*The data*.
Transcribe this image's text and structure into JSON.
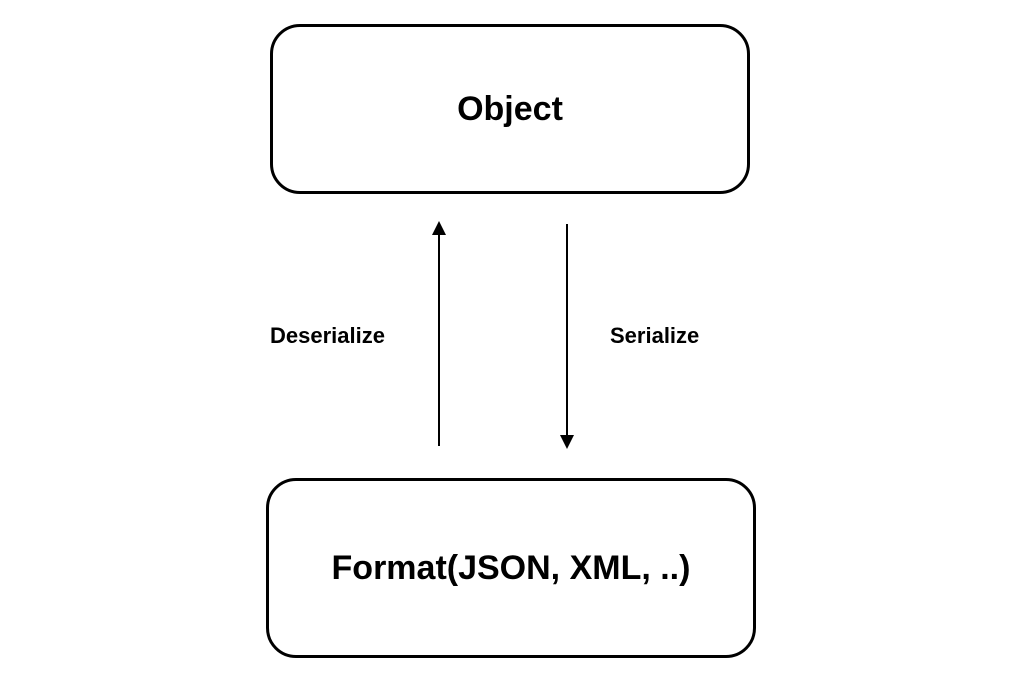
{
  "top_box": {
    "label": "Object"
  },
  "bottom_box": {
    "label": "Format(JSON, XML, ..)"
  },
  "arrows": {
    "left_label": "Deserialize",
    "right_label": "Serialize"
  }
}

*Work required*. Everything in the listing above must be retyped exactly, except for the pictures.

*Answer to this problem*.
Transcribe this image's text and structure into JSON.
{
  "top_box": {
    "label": "Object"
  },
  "bottom_box": {
    "label": "Format(JSON, XML, ..)"
  },
  "arrows": {
    "left_label": "Deserialize",
    "right_label": "Serialize"
  }
}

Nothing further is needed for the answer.